"We're hoping we don't have to go that far," Oravets commented.
When asked what kind of timeline there would be with the analysis of the remaining core samples and conducting a meeting with the DSOD to make some sort of decision on the solution, Tocher said it would probably be in the next four to six weeks.
"I met with the head of the DSOD a couple of weeks ago and he's very cognizant about what the issues are and what we need to do," Tocher said.
"They have not told us yet it will be that long before we could put the boards in," Snelgrove pointed out. "Now that they have all of the samples and are beginning their analysis, Keith and I will be speaking to them Monday (May 2)."
Snelgrove also said the DSOD has been timely is responding to their questions.
"When you're dealing with a state entity, it's unprecedented how quickly we've done this," Oravets noted. "I know you anxiously want to get the boards in, and I deal with them routinely, and I'm really happy. I feel the DSOD has gone extremely out of their way in dealing with this community."
The next question was who would finance the repairs? Oravets said it would probably be financed by a number of different entities. He said this type of work is conducive to grant funding.
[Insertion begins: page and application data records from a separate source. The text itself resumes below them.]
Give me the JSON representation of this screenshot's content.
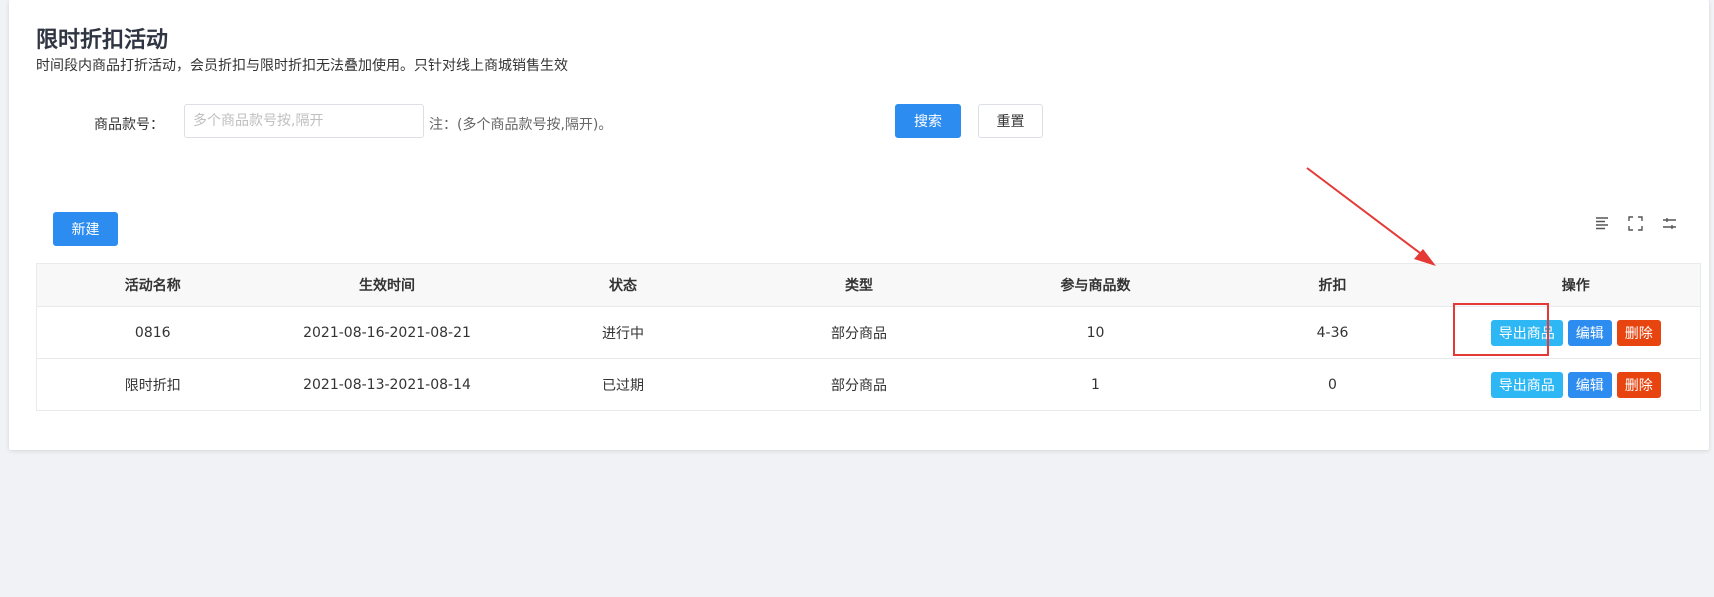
{
  "page": {
    "title": "限时折扣活动",
    "description": "时间段内商品打折活动，会员折扣与限时折扣无法叠加使用。只针对线上商城销售生效"
  },
  "search_form": {
    "label": "商品款号：",
    "input_value": "",
    "input_placeholder": "多个商品款号按,隔开",
    "note": "注：(多个商品款号按,隔开)。",
    "search_label": "搜索",
    "reset_label": "重置"
  },
  "toolbar": {
    "new_label": "新建",
    "icons": [
      "density-icon",
      "fullscreen-icon",
      "column-settings-icon"
    ]
  },
  "table": {
    "columns": [
      "活动名称",
      "生效时间",
      "状态",
      "类型",
      "参与商品数",
      "折扣",
      "操作"
    ],
    "rows": [
      {
        "name": "0816",
        "period": "2021-08-16-2021-08-21",
        "status": "进行中",
        "type": "部分商品",
        "count": "10",
        "discount": "4-36"
      },
      {
        "name": "限时折扣",
        "period": "2021-08-13-2021-08-14",
        "status": "已过期",
        "type": "部分商品",
        "count": "1",
        "discount": "0"
      }
    ],
    "actions": {
      "export": "导出商品",
      "edit": "编辑",
      "delete": "删除"
    }
  },
  "colors": {
    "primary": "#2d8cf0",
    "info": "#2db7f5",
    "danger": "#e8440f",
    "annotation": "#e53935"
  }
}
"Would one source we hope we could rely on be FEMA (Federal Emergency Management Agency)?" Rangel asked.
"Absolutely," replied Oravets. "The Department of Water Resources, which is the parent company of the DSOD, is also a very good source for grant money. One of the big qualifiers with grant funding is it has to come as some sort of a compliance order. The thing that drives funding of these types of projects is when a regulatory agency puts a mandate in. We're going to have to wait, and it will probably only be four to six weeks, to see what the DSOD says."
Oravets said the bore holes reveal how much water is moving through the dam and the more data that is collected from those instruments, providing the data is good, the higher the comfort level the DSOD will have.
"We have a better handle on the dam now than anyone probably has since 1936," Oravets concluded.